AIM OF THE EXERCISE: Some lines below hold "this". Pick them out and copy them.

SUPPLIED ENTRIES:
□ □ □ □

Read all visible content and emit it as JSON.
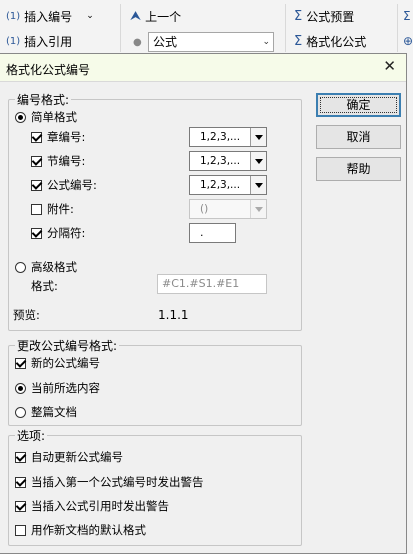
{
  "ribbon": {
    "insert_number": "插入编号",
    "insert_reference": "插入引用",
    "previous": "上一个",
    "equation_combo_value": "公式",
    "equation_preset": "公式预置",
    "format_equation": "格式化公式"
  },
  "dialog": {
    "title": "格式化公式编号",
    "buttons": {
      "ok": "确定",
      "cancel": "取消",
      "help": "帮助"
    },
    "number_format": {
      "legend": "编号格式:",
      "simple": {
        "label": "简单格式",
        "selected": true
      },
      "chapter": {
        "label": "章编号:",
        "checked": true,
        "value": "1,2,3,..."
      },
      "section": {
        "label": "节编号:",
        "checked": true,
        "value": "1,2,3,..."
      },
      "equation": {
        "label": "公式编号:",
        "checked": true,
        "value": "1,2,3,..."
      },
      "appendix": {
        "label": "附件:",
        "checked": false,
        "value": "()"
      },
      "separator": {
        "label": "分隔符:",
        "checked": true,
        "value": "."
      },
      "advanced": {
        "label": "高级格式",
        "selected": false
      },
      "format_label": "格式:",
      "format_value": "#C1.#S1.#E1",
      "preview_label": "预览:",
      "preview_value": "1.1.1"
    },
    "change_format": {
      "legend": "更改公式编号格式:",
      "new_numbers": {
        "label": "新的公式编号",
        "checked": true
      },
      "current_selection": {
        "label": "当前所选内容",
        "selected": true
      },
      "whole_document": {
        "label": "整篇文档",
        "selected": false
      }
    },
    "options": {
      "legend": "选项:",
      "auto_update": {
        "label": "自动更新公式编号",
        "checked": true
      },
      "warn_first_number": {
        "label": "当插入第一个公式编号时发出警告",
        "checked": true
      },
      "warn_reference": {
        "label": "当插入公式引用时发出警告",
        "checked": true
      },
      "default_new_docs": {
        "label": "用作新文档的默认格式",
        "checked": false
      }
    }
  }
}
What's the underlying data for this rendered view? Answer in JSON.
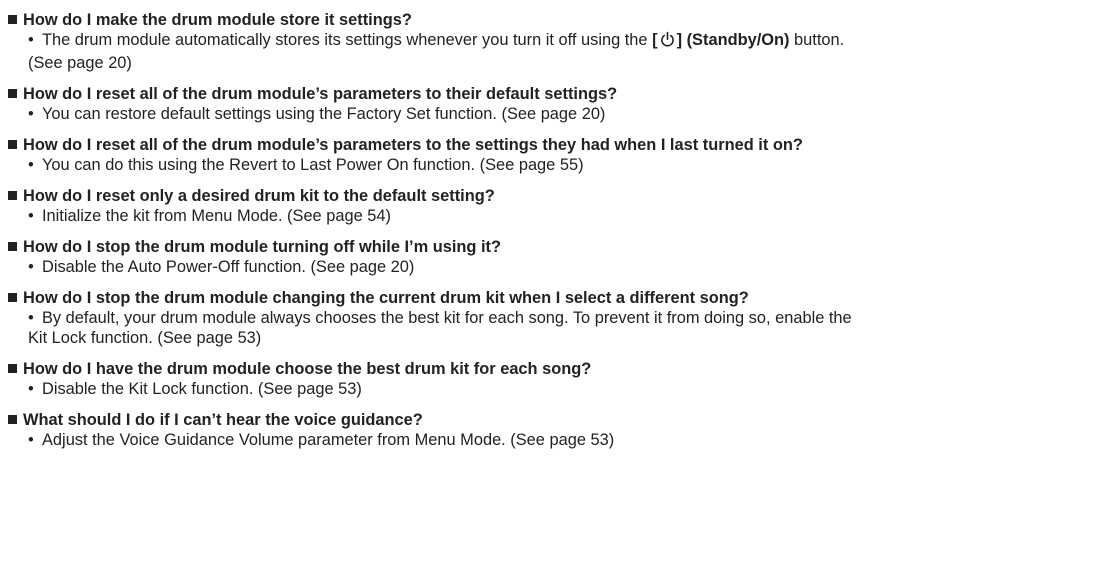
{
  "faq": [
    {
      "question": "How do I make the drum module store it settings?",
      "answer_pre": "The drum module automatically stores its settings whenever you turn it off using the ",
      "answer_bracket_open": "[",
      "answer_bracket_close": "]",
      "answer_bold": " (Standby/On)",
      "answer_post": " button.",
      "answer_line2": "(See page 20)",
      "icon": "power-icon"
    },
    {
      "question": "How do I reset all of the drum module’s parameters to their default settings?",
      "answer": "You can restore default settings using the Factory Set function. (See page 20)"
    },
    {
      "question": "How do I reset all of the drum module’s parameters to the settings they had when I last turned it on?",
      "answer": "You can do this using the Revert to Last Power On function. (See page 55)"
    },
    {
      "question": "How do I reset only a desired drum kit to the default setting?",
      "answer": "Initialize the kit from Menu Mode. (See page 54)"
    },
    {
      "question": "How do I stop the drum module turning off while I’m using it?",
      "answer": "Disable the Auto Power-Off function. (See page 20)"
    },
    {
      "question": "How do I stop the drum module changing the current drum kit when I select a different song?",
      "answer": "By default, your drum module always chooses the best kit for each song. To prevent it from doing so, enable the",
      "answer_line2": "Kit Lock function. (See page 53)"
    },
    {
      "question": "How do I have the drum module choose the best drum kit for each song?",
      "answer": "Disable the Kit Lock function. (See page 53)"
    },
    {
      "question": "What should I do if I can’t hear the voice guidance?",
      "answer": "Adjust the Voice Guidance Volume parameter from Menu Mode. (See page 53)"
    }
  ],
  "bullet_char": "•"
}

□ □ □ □

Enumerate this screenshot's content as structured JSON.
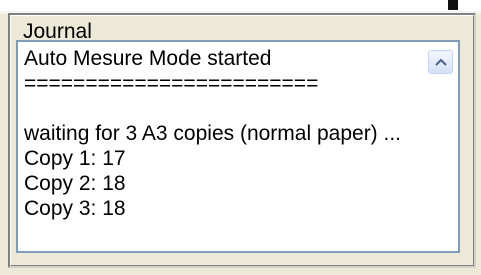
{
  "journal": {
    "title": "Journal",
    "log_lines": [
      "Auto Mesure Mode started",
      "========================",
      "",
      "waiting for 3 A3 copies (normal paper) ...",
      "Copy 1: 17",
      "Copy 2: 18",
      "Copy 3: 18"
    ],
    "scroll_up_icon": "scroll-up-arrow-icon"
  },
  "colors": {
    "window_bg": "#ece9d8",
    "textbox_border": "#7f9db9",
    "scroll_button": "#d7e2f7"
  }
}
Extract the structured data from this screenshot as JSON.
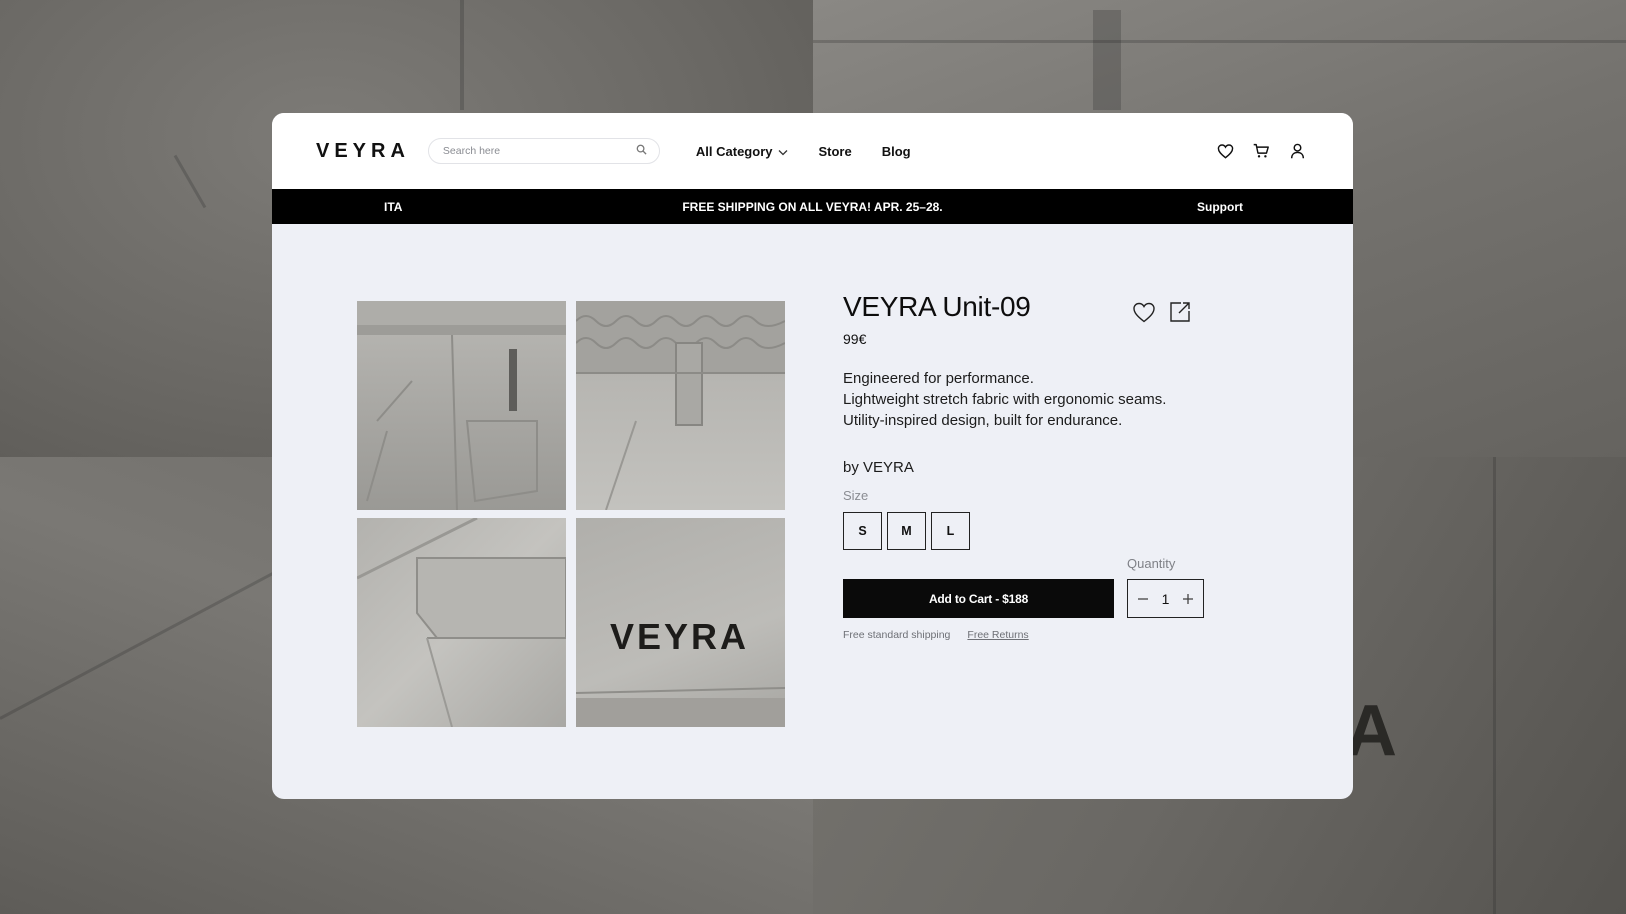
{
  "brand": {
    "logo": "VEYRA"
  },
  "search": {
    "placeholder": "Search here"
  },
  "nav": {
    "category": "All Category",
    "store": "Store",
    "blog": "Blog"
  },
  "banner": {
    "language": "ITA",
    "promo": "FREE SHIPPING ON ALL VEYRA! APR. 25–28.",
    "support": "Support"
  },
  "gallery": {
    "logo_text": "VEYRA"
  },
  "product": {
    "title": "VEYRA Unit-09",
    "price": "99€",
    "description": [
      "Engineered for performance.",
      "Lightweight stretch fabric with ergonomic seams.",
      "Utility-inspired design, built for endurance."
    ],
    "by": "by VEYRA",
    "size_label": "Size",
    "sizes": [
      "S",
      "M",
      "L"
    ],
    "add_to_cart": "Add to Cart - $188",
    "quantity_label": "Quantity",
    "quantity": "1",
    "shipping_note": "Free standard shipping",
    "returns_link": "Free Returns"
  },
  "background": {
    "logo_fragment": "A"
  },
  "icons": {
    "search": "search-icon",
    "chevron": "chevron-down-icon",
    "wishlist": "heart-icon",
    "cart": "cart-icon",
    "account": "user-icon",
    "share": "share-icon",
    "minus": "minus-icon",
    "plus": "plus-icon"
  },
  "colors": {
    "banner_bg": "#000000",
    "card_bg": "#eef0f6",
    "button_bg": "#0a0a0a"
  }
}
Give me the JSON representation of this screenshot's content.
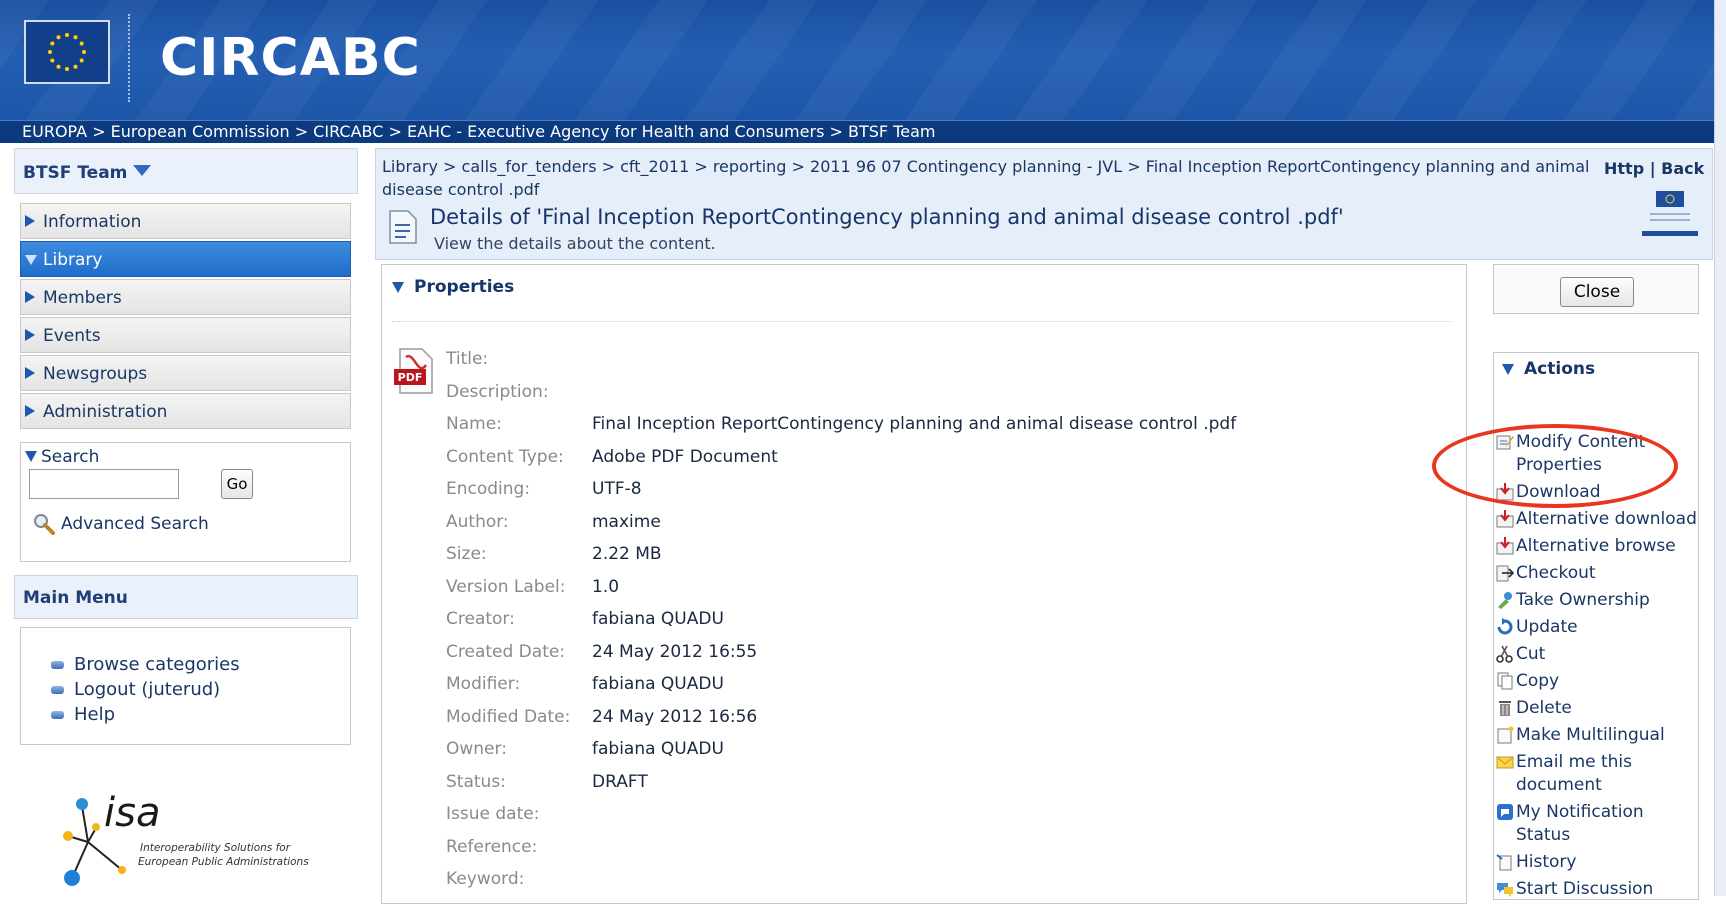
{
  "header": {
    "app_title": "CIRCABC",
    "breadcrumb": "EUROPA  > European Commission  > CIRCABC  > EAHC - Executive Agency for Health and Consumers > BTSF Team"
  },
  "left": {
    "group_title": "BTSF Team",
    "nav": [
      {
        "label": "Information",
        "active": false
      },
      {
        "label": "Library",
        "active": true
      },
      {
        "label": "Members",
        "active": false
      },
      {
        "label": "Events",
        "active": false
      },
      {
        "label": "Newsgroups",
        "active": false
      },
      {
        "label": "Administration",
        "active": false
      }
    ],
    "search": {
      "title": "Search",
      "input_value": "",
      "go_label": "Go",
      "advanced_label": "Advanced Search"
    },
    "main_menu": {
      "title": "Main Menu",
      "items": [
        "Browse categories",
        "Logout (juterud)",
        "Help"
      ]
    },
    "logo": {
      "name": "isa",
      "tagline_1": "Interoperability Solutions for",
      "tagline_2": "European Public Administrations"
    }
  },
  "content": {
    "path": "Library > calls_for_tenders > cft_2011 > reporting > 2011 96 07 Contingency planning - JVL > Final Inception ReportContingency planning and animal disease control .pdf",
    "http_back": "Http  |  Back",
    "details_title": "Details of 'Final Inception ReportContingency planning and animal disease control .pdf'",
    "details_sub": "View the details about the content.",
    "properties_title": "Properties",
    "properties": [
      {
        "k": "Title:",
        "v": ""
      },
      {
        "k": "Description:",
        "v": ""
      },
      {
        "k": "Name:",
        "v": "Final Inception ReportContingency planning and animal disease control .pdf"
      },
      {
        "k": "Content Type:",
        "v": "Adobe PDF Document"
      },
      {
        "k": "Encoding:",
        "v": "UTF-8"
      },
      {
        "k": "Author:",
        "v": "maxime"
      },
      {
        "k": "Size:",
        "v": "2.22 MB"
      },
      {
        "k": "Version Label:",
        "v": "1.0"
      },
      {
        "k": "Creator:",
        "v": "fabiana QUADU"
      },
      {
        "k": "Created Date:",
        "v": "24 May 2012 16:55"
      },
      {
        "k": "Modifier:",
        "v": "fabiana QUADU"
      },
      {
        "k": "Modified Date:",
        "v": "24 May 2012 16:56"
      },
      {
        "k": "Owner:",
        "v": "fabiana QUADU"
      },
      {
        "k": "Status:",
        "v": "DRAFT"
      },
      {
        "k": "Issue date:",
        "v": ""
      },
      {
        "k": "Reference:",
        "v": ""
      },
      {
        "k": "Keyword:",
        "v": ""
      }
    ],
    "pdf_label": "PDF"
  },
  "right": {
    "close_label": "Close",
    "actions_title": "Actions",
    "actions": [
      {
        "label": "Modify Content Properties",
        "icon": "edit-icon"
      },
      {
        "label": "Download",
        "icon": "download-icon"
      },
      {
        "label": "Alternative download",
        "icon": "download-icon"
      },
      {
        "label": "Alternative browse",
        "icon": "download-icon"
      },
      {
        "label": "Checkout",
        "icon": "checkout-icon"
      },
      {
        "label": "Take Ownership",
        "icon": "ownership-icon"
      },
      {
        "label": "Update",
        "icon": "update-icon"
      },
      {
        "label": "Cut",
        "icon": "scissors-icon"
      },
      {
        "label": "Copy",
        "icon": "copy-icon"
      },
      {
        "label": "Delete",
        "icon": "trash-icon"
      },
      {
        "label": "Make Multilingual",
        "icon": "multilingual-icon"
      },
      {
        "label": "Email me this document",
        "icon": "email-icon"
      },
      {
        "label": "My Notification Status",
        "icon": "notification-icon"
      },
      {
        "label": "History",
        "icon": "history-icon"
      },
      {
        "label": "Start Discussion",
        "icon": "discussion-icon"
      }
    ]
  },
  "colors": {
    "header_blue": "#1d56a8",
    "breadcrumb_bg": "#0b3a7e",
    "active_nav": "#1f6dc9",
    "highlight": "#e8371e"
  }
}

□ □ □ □

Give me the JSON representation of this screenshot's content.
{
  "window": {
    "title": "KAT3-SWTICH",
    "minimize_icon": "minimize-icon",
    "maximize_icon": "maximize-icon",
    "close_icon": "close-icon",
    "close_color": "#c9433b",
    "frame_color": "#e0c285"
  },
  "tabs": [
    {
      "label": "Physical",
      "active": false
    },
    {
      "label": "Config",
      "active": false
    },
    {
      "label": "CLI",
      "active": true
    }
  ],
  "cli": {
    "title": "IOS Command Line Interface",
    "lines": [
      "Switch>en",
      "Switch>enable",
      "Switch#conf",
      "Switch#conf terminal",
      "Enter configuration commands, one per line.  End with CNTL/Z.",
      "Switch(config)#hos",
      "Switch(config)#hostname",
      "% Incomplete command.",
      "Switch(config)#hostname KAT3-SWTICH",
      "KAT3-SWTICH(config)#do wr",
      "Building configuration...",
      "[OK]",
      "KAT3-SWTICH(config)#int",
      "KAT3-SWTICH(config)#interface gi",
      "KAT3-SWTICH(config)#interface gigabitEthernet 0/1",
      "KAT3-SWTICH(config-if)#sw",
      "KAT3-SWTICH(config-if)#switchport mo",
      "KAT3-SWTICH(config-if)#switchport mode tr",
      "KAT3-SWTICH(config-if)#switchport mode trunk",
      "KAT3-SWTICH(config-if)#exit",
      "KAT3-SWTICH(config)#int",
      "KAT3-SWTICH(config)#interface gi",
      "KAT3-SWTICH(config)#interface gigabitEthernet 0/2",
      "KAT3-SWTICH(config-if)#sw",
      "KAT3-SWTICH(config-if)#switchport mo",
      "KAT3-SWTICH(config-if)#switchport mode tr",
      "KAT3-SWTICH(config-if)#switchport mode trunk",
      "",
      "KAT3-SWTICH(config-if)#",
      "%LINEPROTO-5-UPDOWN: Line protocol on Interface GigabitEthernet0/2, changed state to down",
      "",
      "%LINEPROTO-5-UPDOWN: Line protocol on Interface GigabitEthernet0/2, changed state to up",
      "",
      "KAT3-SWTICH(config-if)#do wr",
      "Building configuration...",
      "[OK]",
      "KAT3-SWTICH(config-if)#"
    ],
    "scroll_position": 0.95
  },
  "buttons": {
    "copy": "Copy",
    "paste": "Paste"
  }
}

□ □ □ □

WRITTEN SOLUTION:
What's the underlying data for this rendered view? Answer in JSON.
      "answer": "You can do this using the Revert to Last Power On function. (See page 55)"
Enumerate this screenshot's content as structured JSON.
Extract the structured data from this screenshot as JSON.
Give me the JSON representation of this screenshot's content.
        "label": "Email me this document",
Give me the JSON representation of this screenshot's content.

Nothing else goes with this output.